With the price of crude oil falling to new 52-week lows, weekly reports that inventories still exceed expectations and no indication that we have hit bottom, exploration and production companies continue to feel the pressure of tightened borrowing capabilities. However, despite the current environment, the recently completed borrowing base redeterminations generally countered forecasts of steep reductions.

Unsurprisingly, for the past two redetermination cycles, most analysts expected widespread reductions. When spring 2015 redeterminations saw lenders largely reaffirm borrowing bases, the continued price decline only heightened forecasts for across–the-board decreases this fall. Supporting these concerns, Macquarie’s fourth-quarter survey found that reserve-based lenders used a WTI price of $42.84/BBL to value assets compared to $78.53/BBL for the same period last year.1

However, despite expectations, actual overall reductions were not as drastic as feared. According to one study, companies that experienced reductions saw an average drop of approximately 19 percent, but approximately 50 percent of companies had their borrowing bases reaffirmed or even increased.2 Similarly, other studies found that many companies were able to maintain their borrowing bases at prior levels. Another study of 25 companies by Jefferies found that aggregate borrowing base capacity fell by only 2 percent,3 and a further review by Reuters found that recent redeterminations lowered lending by only approximately 4 percent, with the total credit available reduced by $1.4 billion.4

Analyses of the fall redeterminations generally attribute the lack of widespread reductions to lenders wanting to preserve their market reputation and avoid reductions that could imperil borrowers, along with measures taken by producers, including acquiring assets to increase proved reserves, proving up reserves and relying on hedging programs that locked in higher prices.

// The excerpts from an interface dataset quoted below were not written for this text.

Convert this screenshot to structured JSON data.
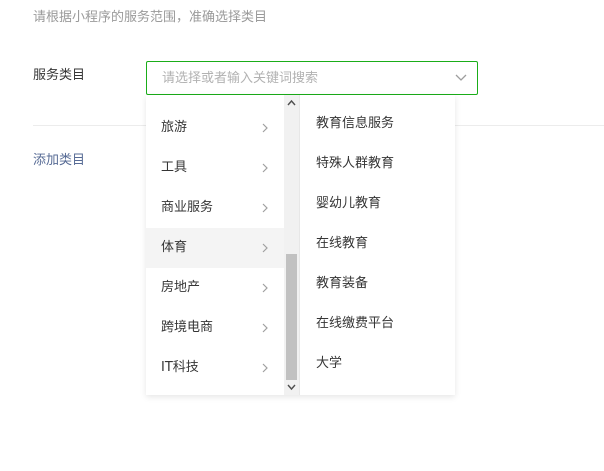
{
  "hint_text": "请根据小程序的服务范围，准确选择类目",
  "field_label": "服务类目",
  "select": {
    "placeholder": "请选择或者输入关键词搜索",
    "value": ""
  },
  "add_link": "添加类目",
  "dropdown": {
    "left_items": [
      {
        "label": "旅游",
        "active": false
      },
      {
        "label": "工具",
        "active": false
      },
      {
        "label": "商业服务",
        "active": false
      },
      {
        "label": "体育",
        "active": true
      },
      {
        "label": "房地产",
        "active": false
      },
      {
        "label": "跨境电商",
        "active": false
      },
      {
        "label": "IT科技",
        "active": false
      }
    ],
    "right_items": [
      {
        "label": "教育信息服务"
      },
      {
        "label": "特殊人群教育"
      },
      {
        "label": "婴幼儿教育"
      },
      {
        "label": "在线教育"
      },
      {
        "label": "教育装备"
      },
      {
        "label": "在线缴费平台"
      },
      {
        "label": "大学"
      }
    ]
  },
  "colors": {
    "accent_border": "#1aad19",
    "link": "#576b95",
    "active_row": "#f4f4f4"
  },
  "icons": {
    "select_arrow": "chevron-down-icon",
    "item_arrow": "chevron-right-icon",
    "scroll_up": "arrow-up-icon",
    "scroll_down": "arrow-down-icon"
  }
}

Even with many upstream companies weathering the past two rounds of redeterminations, similarly ominous predictions are likely for spring 2016 as prices continue to languish and producers see the value of their developed reserves slip along, with undeveloped reserves falling off their books.